Ben Watt is something of a Renaissance man – gifted musician, critically-acclaimed writer, DJ, producer, record label boss, nightclub owner and promoter. During the 1980s and 90s he was a pop star, half of Everything But the Girl with wife Tracey Thorn. After a long sabbatical he’s back writing and playing music again and has just released Hendra, his first solo record since 1983’s North Marine Drive.
At Cambridge Junction Watt played songs from both albums with guitarist Bernard Butler (ex-Suede). It was an intimate evening, just the two of them on stage with their guitars and rows of effects pedals. Between songs Watt spoke engagingly about how they were written. He also told us how, as a precocious teenager, he rang up Robert Wyatt and asked him to record with him (amazingly, he did). ‘I thought I grew up in a Bohemian household,’ he said, ‘but that was nothing compared to Robert’s.’
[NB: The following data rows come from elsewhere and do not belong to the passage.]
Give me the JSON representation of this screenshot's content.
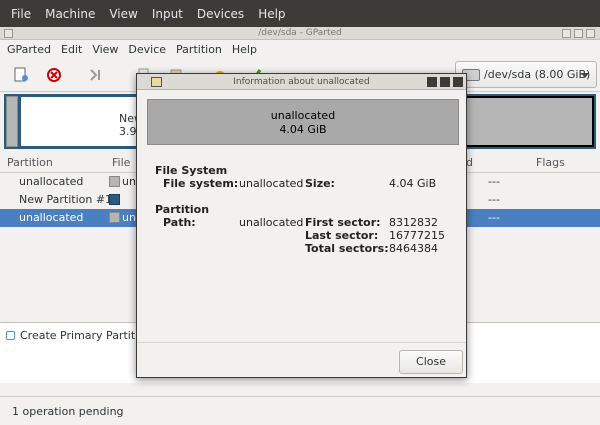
{
  "vm_menu": [
    "File",
    "Machine",
    "View",
    "Input",
    "Devices",
    "Help"
  ],
  "window": {
    "title": "/dev/sda - GParted"
  },
  "app_menu": [
    "GParted",
    "Edit",
    "View",
    "Device",
    "Partition",
    "Help"
  ],
  "device_selector": {
    "value": "/dev/sda (8.00 GiB)"
  },
  "disk_graphic": {
    "partition_label": "New",
    "partition_size": "3.91",
    "right_label": "d"
  },
  "partition_list": {
    "headers": {
      "partition": "Partition",
      "filesystem": "File",
      "d_col": "d",
      "flags": "Flags"
    },
    "rows": [
      {
        "name": "unallocated",
        "fs": "un",
        "flags": "---",
        "swatch": "#b5b5b5"
      },
      {
        "name": "New Partition #1",
        "fs": "",
        "flags": "---",
        "swatch": "#2b5a82"
      },
      {
        "name": "unallocated",
        "fs": "un",
        "flags": "---",
        "swatch": "#b5b5b5"
      }
    ]
  },
  "operations": {
    "items": [
      "Create Primary Partitio"
    ]
  },
  "status": {
    "text": "1 operation pending"
  },
  "dialog": {
    "title": "Information about unallocated",
    "banner_name": "unallocated",
    "banner_size": "4.04 GiB",
    "fs_section": "File System",
    "fs_label": "File system:",
    "fs_value": "unallocated",
    "size_label": "Size:",
    "size_value": "4.04 GiB",
    "partition_section": "Partition",
    "path_label": "Path:",
    "path_value": "unallocated",
    "first_sector_label": "First sector:",
    "first_sector_value": "8312832",
    "last_sector_label": "Last sector:",
    "last_sector_value": "16777215",
    "total_sectors_label": "Total sectors:",
    "total_sectors_value": "8464384",
    "close_label": "Close"
  }
}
(photo copyright Chris Boland www.distantcloud.co.uk)
Whether singing or speaking, Watt’s voice is quietly strong and unaffected. Musically, the new songs recall the pastoral folk rock of John Martyn or Tim Buckley. His use of a Wurlitzer electric piano reinforces the early 70s flavour and the overall melodic and melancholic feel is similar to John Grant’s The Queen of Denmark.
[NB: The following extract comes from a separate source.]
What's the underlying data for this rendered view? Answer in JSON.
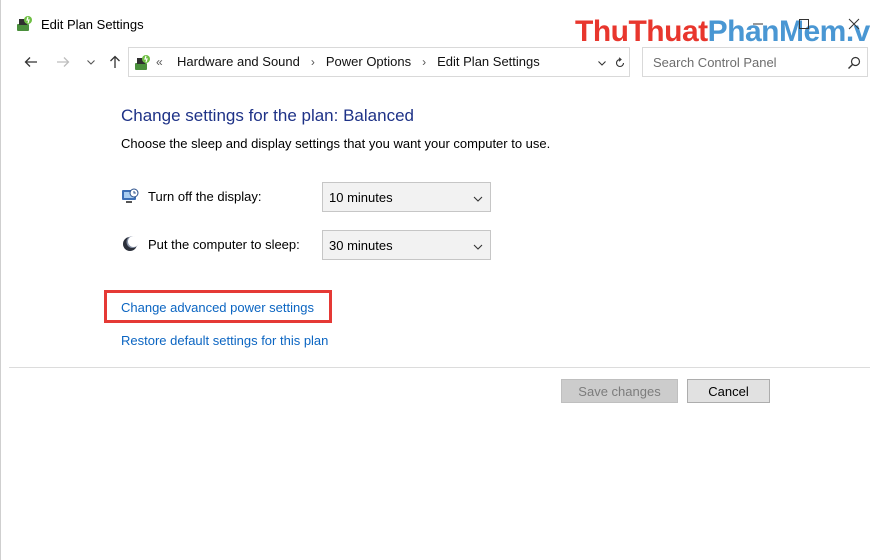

In his cloth peaked cap and autumnal clothes Watt could be a member of Coldplay. When lost in concentration his round face and furrowed brow give him the look of a mournful pug. He plays beautifully with Butler – the two seem to have a telepathic musical understanding. Stick thin and floppy fringed, Butler is on evergreen form. He finger-picks his trademark Gibson 355 guitars, his mellow noodling adding splashes of colour to Watt’s aural landscapes. On a couple of songs the gentle beat speeds up a bit, though my wish for a full-blown fretboard freakout went unanswered.
It just wasn’t that type of evening. Suede played at The Junction 21 years ago. That’s a musical lifetime. When someone in the audience calls for Animal Nitrate, he is answered by a scathingly sarcastic ‘funny’ from a woman in the crowd. ‘Shall we do that one?’ jokes Ben, but Bernard doesn’t smile. The atmosphere in the seated J2 felt rather uptight and reverential, almost like we were at a classical concert. No whooping or hollering, just polite applause. I was tutted at for taking a few photos and felt reluctant to get up and go to toilet, lest I offend someone.
Hendra’s subject matter is serious and grown-up, ranging from family bereavement (Matthew Arnold’s Field), grief (Nathaniel), aging (Young Man’s Game) and hope (Spring) to gun control (The Gun). Watt’s return to making music was an artistic response to the deaths of his father and half-sister, Jenny, who died unexpectedly from lung cancer. When he picked up the guitar again Watt experimented with open tunings and found a new lease of musical life. Downbeat and sad the songs may be, but they also have poetry and power. As he said at The Junction, ‘how should we deal with these life events? Anger? Resilience? Humour?’ Watt’s answer would be ‘art’ in whatever form it takes.
Ben and Bernard encore with Spring (my own favourite), then Watt is left alone at the Wurlitzer for My Old Flame. ‘That’s all I’ve got,’ he says and leaves the stage. But you can rest assured that he’s got more songs left in him. It would be a pity if we had to wait another 31 years before the next album from this multi-talented artist.